On 10/21/06, Paul Lutus <nospam / nosite.zzz> wrote:
> Harold Hausman wrote:
>
> > On 10/21/06, Paul Lutus <nospam / nosite.zzz> wrote:
> >>
> >> Show us the problem. There are many kinds of character sequences that are
> >> not allowed in XML data fields, and there are a number of ways to escape
> >> the data fields, but they have to be applied in order to work. Arbitrary
> >> data can't simply be dropped between XML delimiters, without certain
> >> precautions being taken.
> >>
> >>
> >> --
> >> Paul Lutus
> >> http://www.arachnoid.com
> >>
> >
> > Hi Paul,
> >
> > It sounds like you might have some experience in this area. Not to
> > hijack the OP, but could you possibly describe the process you would
> > go through if you had a completely random pile of binary barf that you
> > wanted to store as an XML attribute?
>
> Okay, you need to know I am famously lazy. In fact, I think Larry Wall was
> describing me when he made his well-known remark about programmer laziness
> and hubris. Being lazy, the first simple approach I would take is to
> enclose the binary data like this:
>
> <enclosing XML tag><![CDATA[(binary data here)]]></enclosing XML tag>
>
> The next step would be to make sure neither the starting or ending CDATA tag
> appears in the enclosed binary data, otherwise this strategy will fail.
>
> The next step after that is to escape (and later unescape) the binary data
> if needed to assure the uniqueness of the delimiters.
>
> You need to understand that, with a sufficiently large and varied binary
> data set, every imaginable character string will appear in the data,
> eventually including the delimiters.
>
> This, in turn, means that escaping the data is eventually a requirement, and
> escaping the data means it will be larger than if this step were not
> needed.
>
> You should realize that another, possibly better, approach for truly large
> binary globs is to store them as files, and store links to the files in the
> XML data set, rather than the raw data itself.
>

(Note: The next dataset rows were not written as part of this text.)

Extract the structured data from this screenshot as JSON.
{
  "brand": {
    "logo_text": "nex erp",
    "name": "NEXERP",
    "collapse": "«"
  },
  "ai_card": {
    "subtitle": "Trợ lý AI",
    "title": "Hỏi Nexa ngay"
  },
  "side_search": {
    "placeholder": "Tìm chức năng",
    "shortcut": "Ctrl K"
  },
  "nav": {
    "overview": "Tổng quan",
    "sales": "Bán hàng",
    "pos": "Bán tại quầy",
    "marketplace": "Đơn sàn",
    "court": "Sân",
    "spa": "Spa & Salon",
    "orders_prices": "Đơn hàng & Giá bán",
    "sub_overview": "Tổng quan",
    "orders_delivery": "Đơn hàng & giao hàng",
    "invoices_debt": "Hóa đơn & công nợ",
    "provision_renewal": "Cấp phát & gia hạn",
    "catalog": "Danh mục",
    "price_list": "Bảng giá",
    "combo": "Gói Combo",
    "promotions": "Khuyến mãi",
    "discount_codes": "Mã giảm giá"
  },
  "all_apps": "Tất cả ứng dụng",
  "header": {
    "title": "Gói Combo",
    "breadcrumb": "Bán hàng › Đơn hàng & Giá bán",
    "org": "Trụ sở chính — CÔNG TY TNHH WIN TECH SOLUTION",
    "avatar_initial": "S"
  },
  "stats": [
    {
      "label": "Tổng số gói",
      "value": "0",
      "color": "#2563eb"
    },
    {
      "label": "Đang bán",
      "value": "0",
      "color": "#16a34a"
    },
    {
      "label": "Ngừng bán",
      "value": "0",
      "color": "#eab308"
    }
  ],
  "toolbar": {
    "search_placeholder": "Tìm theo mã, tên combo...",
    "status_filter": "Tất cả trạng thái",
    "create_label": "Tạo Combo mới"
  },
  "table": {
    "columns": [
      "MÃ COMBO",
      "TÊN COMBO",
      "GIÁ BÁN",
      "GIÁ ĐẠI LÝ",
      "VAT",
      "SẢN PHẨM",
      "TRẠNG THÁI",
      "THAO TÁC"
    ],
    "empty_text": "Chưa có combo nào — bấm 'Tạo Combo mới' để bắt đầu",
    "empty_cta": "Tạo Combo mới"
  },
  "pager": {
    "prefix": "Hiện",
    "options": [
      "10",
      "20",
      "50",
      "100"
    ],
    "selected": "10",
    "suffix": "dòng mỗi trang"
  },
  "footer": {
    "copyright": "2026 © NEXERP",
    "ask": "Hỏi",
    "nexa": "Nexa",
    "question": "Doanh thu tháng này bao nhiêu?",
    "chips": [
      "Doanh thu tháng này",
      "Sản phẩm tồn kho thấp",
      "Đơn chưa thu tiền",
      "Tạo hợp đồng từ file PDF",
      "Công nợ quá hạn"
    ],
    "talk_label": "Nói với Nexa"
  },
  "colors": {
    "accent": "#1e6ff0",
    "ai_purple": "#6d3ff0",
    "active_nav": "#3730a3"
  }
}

Thanks for this insight.

It's funny, to me, how laziness has become a defense mechanism. I
think *I* personnally kind of like it. (:

Storing the binary as a seperate file is a great solution. In our
particular case we like to have the data in one big xml file for the
purposes of source control. I'm sure I don't need to expound on the
greatness of plain text on the Ruby list, but the source control
system we use doesn't play exceptionally well with binary files.

Thanks again,
-Harold